Brazzaville:Child malnutrition rates go above emergency threshold

Date: 
Tuesday, 18 July 2017

Brazzaville | UNIC Brazzaville

According to a recent study on food security in Pool and the neighbouring region of Bouenza, the global acute malnutrition rate among displaced children aged five or younger is 17.3%.

UN agencies in the Republic of the Congo have launched an emergency appeal of US$20,657,345. These funds are urgently needed to provide humanitarian assistance to displaced persons in the region of Pool over the next six months.

In less than a year, the number of displaced persons in this region of the Republic of the Congo has increased six-fold, from 12,986 persons in June 2016 to 81,000 in May 2017.

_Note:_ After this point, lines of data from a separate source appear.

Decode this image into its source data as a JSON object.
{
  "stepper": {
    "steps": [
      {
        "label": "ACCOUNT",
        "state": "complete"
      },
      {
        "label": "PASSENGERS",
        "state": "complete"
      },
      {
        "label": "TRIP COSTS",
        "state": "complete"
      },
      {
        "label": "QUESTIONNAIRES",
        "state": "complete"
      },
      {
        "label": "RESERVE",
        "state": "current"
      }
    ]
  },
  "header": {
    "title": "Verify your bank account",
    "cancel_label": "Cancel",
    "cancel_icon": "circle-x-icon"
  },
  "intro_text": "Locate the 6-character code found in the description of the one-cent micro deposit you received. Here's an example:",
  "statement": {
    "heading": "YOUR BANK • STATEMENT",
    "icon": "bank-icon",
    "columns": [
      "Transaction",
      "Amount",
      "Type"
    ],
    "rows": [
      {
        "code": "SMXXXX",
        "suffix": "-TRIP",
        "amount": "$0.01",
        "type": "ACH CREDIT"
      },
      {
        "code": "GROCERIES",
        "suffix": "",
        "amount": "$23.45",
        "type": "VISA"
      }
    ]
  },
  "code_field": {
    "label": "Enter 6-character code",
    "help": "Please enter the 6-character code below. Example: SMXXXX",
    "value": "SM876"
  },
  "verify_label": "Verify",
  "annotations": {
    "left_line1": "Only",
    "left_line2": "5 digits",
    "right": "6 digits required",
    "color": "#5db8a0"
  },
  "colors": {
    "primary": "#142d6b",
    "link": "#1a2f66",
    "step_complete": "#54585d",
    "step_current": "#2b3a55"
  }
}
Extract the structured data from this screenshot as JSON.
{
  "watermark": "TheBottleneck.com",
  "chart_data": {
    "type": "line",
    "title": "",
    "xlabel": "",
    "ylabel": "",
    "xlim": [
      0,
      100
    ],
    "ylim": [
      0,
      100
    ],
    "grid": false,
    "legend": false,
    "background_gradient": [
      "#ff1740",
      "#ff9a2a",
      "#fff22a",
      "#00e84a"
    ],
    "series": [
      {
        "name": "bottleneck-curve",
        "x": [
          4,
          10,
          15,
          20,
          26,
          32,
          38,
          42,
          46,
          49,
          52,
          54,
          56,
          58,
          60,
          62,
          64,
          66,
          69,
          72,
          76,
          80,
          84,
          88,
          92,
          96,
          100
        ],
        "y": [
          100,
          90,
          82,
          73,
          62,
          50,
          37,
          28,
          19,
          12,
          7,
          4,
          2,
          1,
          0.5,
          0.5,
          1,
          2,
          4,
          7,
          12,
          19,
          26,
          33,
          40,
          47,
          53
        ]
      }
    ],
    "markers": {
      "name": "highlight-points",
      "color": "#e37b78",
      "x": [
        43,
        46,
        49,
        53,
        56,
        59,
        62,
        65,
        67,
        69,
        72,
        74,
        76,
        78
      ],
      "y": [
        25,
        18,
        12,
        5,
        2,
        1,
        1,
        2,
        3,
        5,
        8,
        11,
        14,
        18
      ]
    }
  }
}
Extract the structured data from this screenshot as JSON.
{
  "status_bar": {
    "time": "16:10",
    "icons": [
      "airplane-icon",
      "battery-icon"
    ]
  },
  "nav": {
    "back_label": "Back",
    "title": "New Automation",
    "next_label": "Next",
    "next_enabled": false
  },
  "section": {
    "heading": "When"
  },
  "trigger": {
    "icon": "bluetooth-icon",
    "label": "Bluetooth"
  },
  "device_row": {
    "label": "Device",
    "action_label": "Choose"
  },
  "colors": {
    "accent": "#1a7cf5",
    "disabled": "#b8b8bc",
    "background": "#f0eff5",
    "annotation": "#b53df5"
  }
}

Funds from the appeal would also provide the essential food aid needed to reduce the elevated infant mortality risk that now exists in the region. According to a recent study on food security in Pool and the neighbouring region of Bouenza, the global acute malnutrition rate among displaced children aged five or younger is 17.3%, which is above the emergency threshold of 15% established by the World Health Organization (WHO).

The results of the study also show that 51.3% of displaced households managed by men experience food insecurity, compared to 54.4% of households managed by women. Displaced families have to deal with difficulty accessing food and all basic needs.  Published on 23 June 2017, the study was conducted by the Ministry of Social Affairs, the Ministry of Solidarity and Humanitarian Action, and the United Nations, with the support of the WHO.

For displaced persons in the region of Bouenza who have not received consistent humanitarian assistance, the malnutrition rate has reached 20.4%. This number is significantly higher than the malnutrition rate of 12.8% for displaced children in the region of Pool who have benefitted from some humanitarian assistance.

The UN is concerned that the food and nutritional situation is even worse in zones that are not accessible to humanitarian workers and which have not been evaluated.

Meanwhile, the number of displaced persons continues to grow, while living conditions deteriorate even further.